Without bees, there would be little, if any, flavor in the world. No strawberry, raspberry, or blueberry savory treats. No almond, mint, or, of course, honey. Bees supply our fruit trees with the pollination necessary for us to have fruits and flavors. In fact, they pollinate one-third of all the foods we eat. They are a vital component of our ecological system and we need them to continue helping us enjoy our many dietary needs.

It is critical that bees continue thriving and pollinating our foods; however, a recent phenomenon has been occurring that is causing a drastic decrease in the bee population, called Colony Collapse Disorder. When a hive experiences Colony Collapse Disorder, the hive mysteriously disappears and dies. Scientists have been studying why beehives are disappearing at a rapid rate (millions), and trying to raise awareness to prevent further decline.

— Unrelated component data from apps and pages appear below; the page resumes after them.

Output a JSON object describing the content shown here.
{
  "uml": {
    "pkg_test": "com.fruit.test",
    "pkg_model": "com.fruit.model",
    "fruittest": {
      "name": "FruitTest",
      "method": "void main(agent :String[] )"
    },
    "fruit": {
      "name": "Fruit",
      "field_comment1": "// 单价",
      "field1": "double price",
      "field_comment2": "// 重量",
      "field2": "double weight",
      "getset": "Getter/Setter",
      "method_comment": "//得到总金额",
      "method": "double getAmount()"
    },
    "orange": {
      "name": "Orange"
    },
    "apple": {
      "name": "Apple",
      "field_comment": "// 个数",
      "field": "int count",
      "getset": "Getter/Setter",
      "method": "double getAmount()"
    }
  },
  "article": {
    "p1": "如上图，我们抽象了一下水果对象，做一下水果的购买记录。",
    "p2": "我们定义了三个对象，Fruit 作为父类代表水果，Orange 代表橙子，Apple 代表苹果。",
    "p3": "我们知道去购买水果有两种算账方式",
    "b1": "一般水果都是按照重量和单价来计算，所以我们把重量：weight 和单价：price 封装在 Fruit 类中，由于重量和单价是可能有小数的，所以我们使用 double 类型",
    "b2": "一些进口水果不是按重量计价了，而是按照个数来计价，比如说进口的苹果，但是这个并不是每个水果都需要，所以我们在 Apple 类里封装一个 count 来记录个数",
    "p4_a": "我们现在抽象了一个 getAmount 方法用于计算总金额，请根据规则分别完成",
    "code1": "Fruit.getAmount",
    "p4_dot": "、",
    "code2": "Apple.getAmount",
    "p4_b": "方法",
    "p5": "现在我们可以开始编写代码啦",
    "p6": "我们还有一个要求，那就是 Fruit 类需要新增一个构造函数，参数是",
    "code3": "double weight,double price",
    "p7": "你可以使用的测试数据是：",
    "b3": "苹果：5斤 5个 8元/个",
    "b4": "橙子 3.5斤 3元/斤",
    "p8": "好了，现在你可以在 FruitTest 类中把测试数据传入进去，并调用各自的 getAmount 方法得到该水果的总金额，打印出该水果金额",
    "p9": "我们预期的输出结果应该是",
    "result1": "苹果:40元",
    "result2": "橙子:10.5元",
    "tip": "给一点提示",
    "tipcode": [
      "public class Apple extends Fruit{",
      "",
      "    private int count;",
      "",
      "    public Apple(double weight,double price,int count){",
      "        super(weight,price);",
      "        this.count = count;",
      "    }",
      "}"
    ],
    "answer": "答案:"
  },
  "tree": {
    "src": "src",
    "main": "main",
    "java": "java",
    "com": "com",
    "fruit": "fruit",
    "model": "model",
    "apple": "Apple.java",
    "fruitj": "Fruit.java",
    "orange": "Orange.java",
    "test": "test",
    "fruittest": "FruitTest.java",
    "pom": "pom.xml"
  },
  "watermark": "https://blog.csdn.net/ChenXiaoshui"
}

There is uncertainty among researchers as to what causes Colony Collapse Disorder, but several factors are thought to be causes such as chemicals, pollutants, poor nutrition, mites, and viruses. Whatever the case, it is important that we do not contribute to the problem by killing bees that are vital to our ecological system, and that we take measures to help bees stick around.

When someone with a bee problem calls me, The Bee Hunter, I am often asked whether or not I can safely remove bees without having to exterminate them. When possible, I will go above and beyond the normal call of duty to save a swarm or hive to ensure the bees' safe removal and find them a happy home (away from yours!). It is sometimes difficult to do so, as they all do not always survive the move, and sometimes need to be re-queened. If a hive loses its queen, all the bees will die.

As The Bee Hunter, I exterminate bees (and wasps, hornets, and other stinging insects). But I also love them and understand their importance. I work with local beekeepers in the Pittsburgh region to preserve bees and I give beekeepers the swarms and hives I am able to rescue, so that they can live happily in orchards where they belong.

That said, not every bee should be saved. Some are extremely harmful, and can kill humans. There are several different types, including wild and feral. The good bees cannot always be distinguished from the bad bees upon observation, as they may have the tendency towards a bad temperament. Likewise, bees are not happy when forced out of their home; in fact, they could get quite angry and pose a risk to humans, children, and animals.